• Activity:
Reproduce all the entries exactly and keep the pictures out.

• Data supplied:

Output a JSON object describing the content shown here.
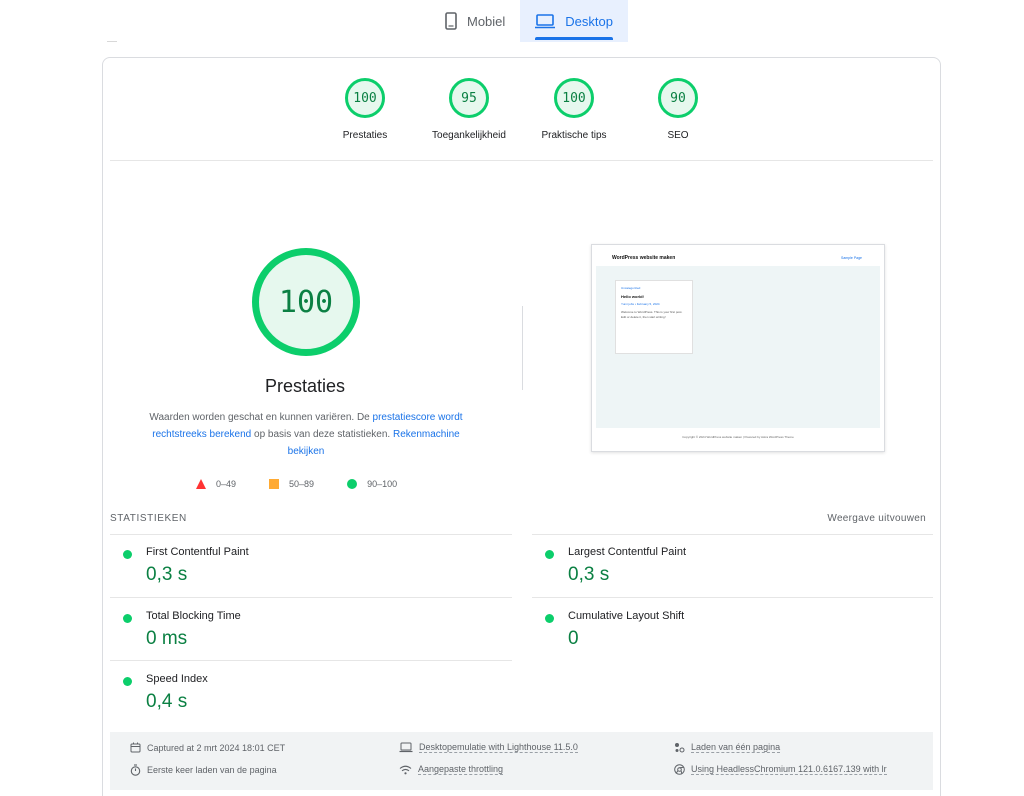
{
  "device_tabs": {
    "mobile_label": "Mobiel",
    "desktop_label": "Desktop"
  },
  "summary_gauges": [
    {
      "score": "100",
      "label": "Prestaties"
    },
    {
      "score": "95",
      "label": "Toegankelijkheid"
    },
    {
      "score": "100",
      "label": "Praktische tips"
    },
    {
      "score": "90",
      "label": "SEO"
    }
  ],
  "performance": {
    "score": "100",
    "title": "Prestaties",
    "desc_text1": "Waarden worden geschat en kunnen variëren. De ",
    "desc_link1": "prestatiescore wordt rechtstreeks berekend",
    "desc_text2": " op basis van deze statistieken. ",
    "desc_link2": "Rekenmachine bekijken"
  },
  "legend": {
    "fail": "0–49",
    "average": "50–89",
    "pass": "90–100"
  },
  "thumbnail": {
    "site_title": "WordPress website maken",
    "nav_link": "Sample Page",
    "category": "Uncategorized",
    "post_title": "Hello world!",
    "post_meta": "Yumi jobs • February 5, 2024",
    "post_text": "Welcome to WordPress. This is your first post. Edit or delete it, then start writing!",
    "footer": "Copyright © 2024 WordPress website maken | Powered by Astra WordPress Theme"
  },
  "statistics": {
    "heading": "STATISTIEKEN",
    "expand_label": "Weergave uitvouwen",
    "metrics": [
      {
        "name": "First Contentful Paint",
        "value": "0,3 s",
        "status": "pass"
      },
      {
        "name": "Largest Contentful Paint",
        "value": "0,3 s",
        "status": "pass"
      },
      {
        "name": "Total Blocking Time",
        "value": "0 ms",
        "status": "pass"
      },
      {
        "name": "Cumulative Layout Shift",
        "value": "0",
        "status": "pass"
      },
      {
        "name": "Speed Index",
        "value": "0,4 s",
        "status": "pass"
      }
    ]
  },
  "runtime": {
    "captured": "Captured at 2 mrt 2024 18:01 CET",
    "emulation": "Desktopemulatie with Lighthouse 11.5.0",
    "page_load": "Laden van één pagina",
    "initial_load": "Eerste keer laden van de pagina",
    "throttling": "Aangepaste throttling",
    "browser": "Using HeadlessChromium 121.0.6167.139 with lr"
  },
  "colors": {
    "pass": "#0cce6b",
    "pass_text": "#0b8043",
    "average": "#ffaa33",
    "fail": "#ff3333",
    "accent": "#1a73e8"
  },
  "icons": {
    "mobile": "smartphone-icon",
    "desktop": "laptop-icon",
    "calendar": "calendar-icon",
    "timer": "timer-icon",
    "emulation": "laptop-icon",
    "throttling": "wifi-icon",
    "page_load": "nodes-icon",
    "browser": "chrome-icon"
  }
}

• Answer space:
Output a JSON object describing the content shown here.
{
  "device_tabs": {
    "mobile_label": "Mobiel",
    "desktop_label": "Desktop"
  },
  "summary_gauges": [
    {
      "score": "100",
      "label": "Prestaties"
    },
    {
      "score": "95",
      "label": "Toegankelijkheid"
    },
    {
      "score": "100",
      "label": "Praktische tips"
    },
    {
      "score": "90",
      "label": "SEO"
    }
  ],
  "performance": {
    "score": "100",
    "title": "Prestaties",
    "desc_text1": "Waarden worden geschat en kunnen variëren. De ",
    "desc_link1": "prestatiescore wordt rechtstreeks berekend",
    "desc_text2": " op basis van deze statistieken. ",
    "desc_link2": "Rekenmachine bekijken"
  },
  "legend": {
    "fail": "0–49",
    "average": "50–89",
    "pass": "90–100"
  },
  "thumbnail": {
    "site_title": "WordPress website maken",
    "nav_link": "Sample Page",
    "category": "Uncategorized",
    "post_title": "Hello world!",
    "post_meta": "Yumi jobs • February 5, 2024",
    "post_text": "Welcome to WordPress. This is your first post. Edit or delete it, then start writing!",
    "footer": "Copyright © 2024 WordPress website maken | Powered by Astra WordPress Theme"
  },
  "statistics": {
    "heading": "STATISTIEKEN",
    "expand_label": "Weergave uitvouwen",
    "metrics": [
      {
        "name": "First Contentful Paint",
        "value": "0,3 s",
        "status": "pass"
      },
      {
        "name": "Largest Contentful Paint",
        "value": "0,3 s",
        "status": "pass"
      },
      {
        "name": "Total Blocking Time",
        "value": "0 ms",
        "status": "pass"
      },
      {
        "name": "Cumulative Layout Shift",
        "value": "0",
        "status": "pass"
      },
      {
        "name": "Speed Index",
        "value": "0,4 s",
        "status": "pass"
      }
    ]
  },
  "runtime": {
    "captured": "Captured at 2 mrt 2024 18:01 CET",
    "emulation": "Desktopemulatie with Lighthouse 11.5.0",
    "page_load": "Laden van één pagina",
    "initial_load": "Eerste keer laden van de pagina",
    "throttling": "Aangepaste throttling",
    "browser": "Using HeadlessChromium 121.0.6167.139 with lr"
  },
  "colors": {
    "pass": "#0cce6b",
    "pass_text": "#0b8043",
    "average": "#ffaa33",
    "fail": "#ff3333",
    "accent": "#1a73e8"
  },
  "icons": {
    "mobile": "smartphone-icon",
    "desktop": "laptop-icon",
    "calendar": "calendar-icon",
    "timer": "timer-icon",
    "emulation": "laptop-icon",
    "throttling": "wifi-icon",
    "page_load": "nodes-icon",
    "browser": "chrome-icon"
  }
}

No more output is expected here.